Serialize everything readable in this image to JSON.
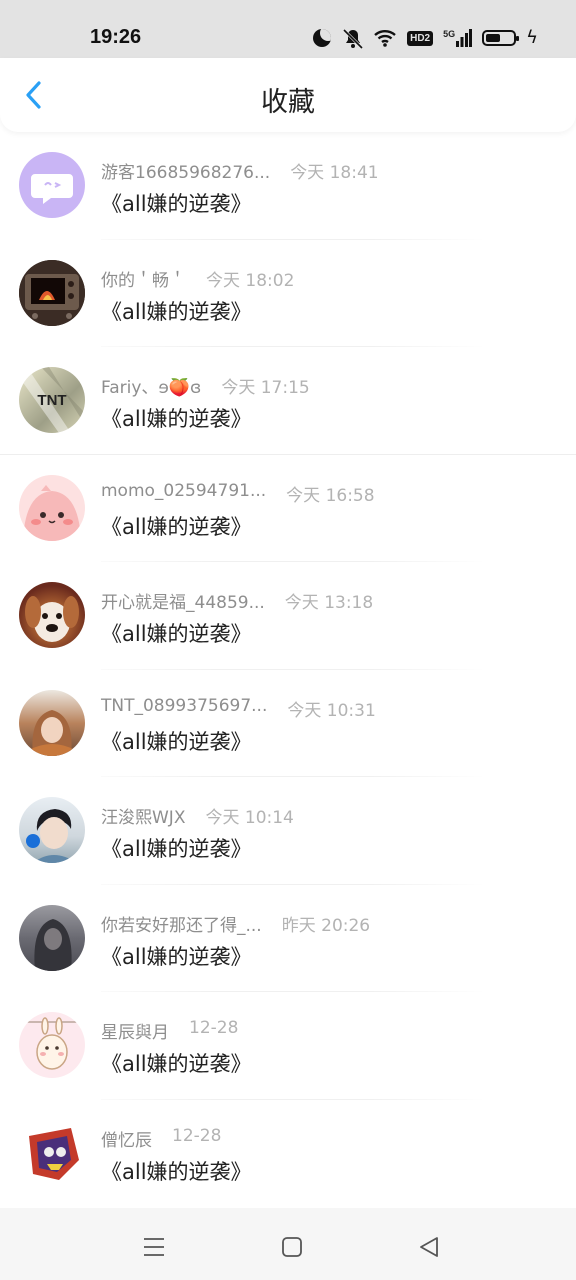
{
  "status_bar": {
    "time": "19:26",
    "icons": [
      "moon-icon",
      "bell-muted-icon",
      "wifi-icon",
      "hd2-icon",
      "5g-signal-icon",
      "battery-icon",
      "charging-icon"
    ],
    "hd_label": "HD2",
    "network_label": "5G"
  },
  "header": {
    "title": "收藏",
    "back_icon": "chevron-left-icon",
    "accent_color": "#2aa0f5"
  },
  "favorites": [
    {
      "name": "游客16685968276...",
      "time": "今天 18:41",
      "message": "《all嫌的逆袭》"
    },
    {
      "name": "你的＇畅＇",
      "time": "今天 18:02",
      "message": "《all嫌的逆袭》"
    },
    {
      "name": "Fariy、ɘ🍑ɞ",
      "time": "今天 17:15",
      "message": "《all嫌的逆袭》",
      "avatar_text": "TNT"
    },
    {
      "name": "momo_02594791...",
      "time": "今天 16:58",
      "message": "《all嫌的逆袭》"
    },
    {
      "name": "开心就是福_44859...",
      "time": "今天 13:18",
      "message": "《all嫌的逆袭》"
    },
    {
      "name": "TNT_0899375697...",
      "time": "今天 10:31",
      "message": "《all嫌的逆袭》"
    },
    {
      "name": "汪浚熙WJX",
      "time": "今天 10:14",
      "message": "《all嫌的逆袭》"
    },
    {
      "name": "你若安好那还了得_...",
      "time": "昨天 20:26",
      "message": "《all嫌的逆袭》"
    },
    {
      "name": "星辰與月",
      "time": "12-28",
      "message": "《all嫌的逆袭》"
    },
    {
      "name": "僧忆辰",
      "time": "12-28",
      "message": "《all嫌的逆袭》"
    }
  ],
  "nav_bar": {
    "icons": [
      "menu-icon",
      "home-square-icon",
      "back-triangle-icon"
    ]
  }
}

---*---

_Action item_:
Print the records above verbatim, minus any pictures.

_Result below_:
Serialize everything readable in this image to JSON.
{
  "status_bar": {
    "time": "19:26",
    "icons": [
      "moon-icon",
      "bell-muted-icon",
      "wifi-icon",
      "hd2-icon",
      "5g-signal-icon",
      "battery-icon",
      "charging-icon"
    ],
    "hd_label": "HD2",
    "network_label": "5G"
  },
  "header": {
    "title": "收藏",
    "back_icon": "chevron-left-icon",
    "accent_color": "#2aa0f5"
  },
  "favorites": [
    {
      "name": "游客16685968276...",
      "time": "今天 18:41",
      "message": "《all嫌的逆袭》"
    },
    {
      "name": "你的＇畅＇",
      "time": "今天 18:02",
      "message": "《all嫌的逆袭》"
    },
    {
      "name": "Fariy、ɘ🍑ɞ",
      "time": "今天 17:15",
      "message": "《all嫌的逆袭》",
      "avatar_text": "TNT"
    },
    {
      "name": "momo_02594791...",
      "time": "今天 16:58",
      "message": "《all嫌的逆袭》"
    },
    {
      "name": "开心就是福_44859...",
      "time": "今天 13:18",
      "message": "《all嫌的逆袭》"
    },
    {
      "name": "TNT_0899375697...",
      "time": "今天 10:31",
      "message": "《all嫌的逆袭》"
    },
    {
      "name": "汪浚熙WJX",
      "time": "今天 10:14",
      "message": "《all嫌的逆袭》"
    },
    {
      "name": "你若安好那还了得_...",
      "time": "昨天 20:26",
      "message": "《all嫌的逆袭》"
    },
    {
      "name": "星辰與月",
      "time": "12-28",
      "message": "《all嫌的逆袭》"
    },
    {
      "name": "僧忆辰",
      "time": "12-28",
      "message": "《all嫌的逆袭》"
    }
  ],
  "nav_bar": {
    "icons": [
      "menu-icon",
      "home-square-icon",
      "back-triangle-icon"
    ]
  }
}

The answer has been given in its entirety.